:: Given data

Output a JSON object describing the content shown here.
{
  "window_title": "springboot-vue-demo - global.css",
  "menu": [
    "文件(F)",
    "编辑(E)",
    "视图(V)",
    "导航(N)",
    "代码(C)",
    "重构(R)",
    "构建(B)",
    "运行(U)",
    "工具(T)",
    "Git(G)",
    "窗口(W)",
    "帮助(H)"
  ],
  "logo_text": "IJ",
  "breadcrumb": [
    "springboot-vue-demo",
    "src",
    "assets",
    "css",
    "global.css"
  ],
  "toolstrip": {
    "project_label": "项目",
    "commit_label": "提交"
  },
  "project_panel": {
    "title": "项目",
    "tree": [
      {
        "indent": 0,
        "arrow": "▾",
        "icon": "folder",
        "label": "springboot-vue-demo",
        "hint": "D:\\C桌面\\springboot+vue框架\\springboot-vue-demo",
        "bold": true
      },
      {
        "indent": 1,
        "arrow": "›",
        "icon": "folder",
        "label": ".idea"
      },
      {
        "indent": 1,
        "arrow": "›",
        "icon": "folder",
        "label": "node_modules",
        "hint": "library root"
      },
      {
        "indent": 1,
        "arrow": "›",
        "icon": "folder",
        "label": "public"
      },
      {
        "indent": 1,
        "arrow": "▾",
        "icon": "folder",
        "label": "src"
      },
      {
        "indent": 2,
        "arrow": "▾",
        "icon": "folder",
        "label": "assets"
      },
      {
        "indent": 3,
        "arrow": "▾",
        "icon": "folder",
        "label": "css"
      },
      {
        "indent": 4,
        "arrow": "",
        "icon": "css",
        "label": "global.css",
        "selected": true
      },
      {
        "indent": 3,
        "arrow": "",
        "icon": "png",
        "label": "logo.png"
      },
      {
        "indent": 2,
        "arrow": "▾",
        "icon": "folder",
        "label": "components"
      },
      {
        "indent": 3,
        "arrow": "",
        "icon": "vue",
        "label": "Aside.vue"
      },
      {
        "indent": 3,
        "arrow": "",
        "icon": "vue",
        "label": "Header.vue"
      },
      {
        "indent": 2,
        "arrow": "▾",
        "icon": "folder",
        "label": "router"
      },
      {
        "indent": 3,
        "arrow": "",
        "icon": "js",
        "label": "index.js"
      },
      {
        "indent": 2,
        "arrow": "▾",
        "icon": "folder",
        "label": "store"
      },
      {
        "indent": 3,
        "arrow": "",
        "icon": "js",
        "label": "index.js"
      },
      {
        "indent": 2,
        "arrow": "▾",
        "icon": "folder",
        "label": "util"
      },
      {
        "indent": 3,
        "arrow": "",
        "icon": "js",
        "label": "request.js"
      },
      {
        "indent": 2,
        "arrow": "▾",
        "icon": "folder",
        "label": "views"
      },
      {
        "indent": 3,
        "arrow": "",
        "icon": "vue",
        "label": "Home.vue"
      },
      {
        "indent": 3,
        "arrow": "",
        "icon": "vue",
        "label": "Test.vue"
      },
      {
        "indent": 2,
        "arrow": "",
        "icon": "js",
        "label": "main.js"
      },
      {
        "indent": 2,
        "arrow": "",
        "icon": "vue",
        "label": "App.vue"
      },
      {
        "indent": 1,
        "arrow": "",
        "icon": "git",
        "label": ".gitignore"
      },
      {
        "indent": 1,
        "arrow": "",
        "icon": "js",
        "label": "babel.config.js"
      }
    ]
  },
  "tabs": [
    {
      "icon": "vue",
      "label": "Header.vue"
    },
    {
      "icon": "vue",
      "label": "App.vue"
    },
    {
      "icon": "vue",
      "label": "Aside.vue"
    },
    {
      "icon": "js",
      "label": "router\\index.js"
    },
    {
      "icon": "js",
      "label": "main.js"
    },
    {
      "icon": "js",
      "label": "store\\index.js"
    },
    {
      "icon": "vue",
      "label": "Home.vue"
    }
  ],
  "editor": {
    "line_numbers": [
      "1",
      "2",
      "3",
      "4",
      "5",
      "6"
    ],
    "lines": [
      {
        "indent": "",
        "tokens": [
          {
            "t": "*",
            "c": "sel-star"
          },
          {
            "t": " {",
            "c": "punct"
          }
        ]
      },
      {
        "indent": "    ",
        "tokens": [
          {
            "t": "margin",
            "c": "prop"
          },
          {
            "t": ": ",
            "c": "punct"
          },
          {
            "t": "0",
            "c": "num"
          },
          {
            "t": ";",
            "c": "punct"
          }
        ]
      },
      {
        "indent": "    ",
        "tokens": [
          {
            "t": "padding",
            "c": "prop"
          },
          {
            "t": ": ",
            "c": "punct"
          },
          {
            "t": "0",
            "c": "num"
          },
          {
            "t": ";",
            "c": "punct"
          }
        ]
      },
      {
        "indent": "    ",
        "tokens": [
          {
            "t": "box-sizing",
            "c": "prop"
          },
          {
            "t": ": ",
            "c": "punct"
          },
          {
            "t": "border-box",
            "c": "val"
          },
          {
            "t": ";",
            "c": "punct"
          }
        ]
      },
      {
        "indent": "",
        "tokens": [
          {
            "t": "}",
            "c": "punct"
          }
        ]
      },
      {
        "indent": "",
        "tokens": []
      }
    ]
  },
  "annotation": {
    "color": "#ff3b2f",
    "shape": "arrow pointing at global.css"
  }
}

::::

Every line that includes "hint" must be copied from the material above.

Output of the exercise
        "hint": "D:\\C桌面\\springboot+vue框架\\springboot-vue-demo",
        "hint": "library root"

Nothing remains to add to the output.